In fraternal circles Mr. Zehndner is one of the most prominent and influential men in this section of the state. He has been a member of the Odd Fellows since October, 1867, having joined that order in Arcata as a member of Anniversary Lodge No. 85, I. O. O. F. When the lodge was first organized he was one of the most faithful members, never failing in his attendance at all meetings, either for wind or weather, and has since then always been an active and a faithful member of the lodge. In 1870 he had advanced in the chairs of the lodge, and was at that time noble grand, and in 1889 was appointed deputy grand master of district No. 29. He has truly been prominent in Odd Fellowship, having at eight different times been representative to the grand lodge, and he also holds membership in the Rebekahs and the Veteran Odd Fellows Association in San Francisco. Mr. Zehndner has always been musically inclined, and for years he has filled positions as tenor singer in choirs in Arcata.

In politics Mr. Zehndner is a progressive Republican. He is well informed and an independent thinker, and is always to be found on the side of progress and general upbuilding of the community and of the municipality, regardless of party lines and affiliations.

The marriage of Mr. Zehndner took place in Arcata December 2, 1875, uniting him with Miss Louisa May Rossow, who was born in Prussia, Germany, January 13, 1849, and who died at Arcata June 7, 1904. Her parents were farmers in the old country, and she lived at home with them until she was twenty one, at which time she came to California. After remaining a few years in New York she came to California, where she was shortly afterwards married. Mrs. Zehndner bore her husband four children, three sturdy sons and a daughter. They are: George N., who is running the home dairy ranch; Theodore H., an electrician at Niles; Edward A., who is at Chowchilla; and Louise Mary, Mrs. McClasky.
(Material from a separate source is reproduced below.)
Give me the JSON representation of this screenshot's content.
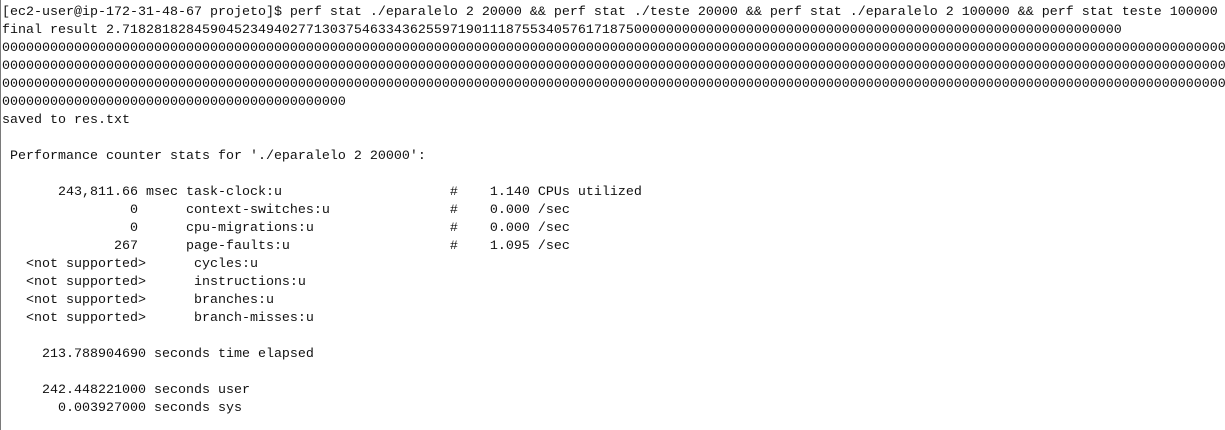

All of the children are well and favorably known in Arcata, where they were born, reared and educated, and where they have many warm friends.

From:
History of Humboldt County, California
With a Biographical Sketches
History by Leigh H. Irving
Historic Record Company
Los Angeles, California 1915


Privacy Policy for OnlineBiographies

NAVIGATION

Humboldt County, CA
Biographies

California
Biographies

Online
Biographies

New York
Histories

New York
Biographies

Maine
Histories

Pennsylvania
Histories

Pennsylvania
Biographies

For all your genealogy needs visit Linkpendium

Family Tree Maker 2012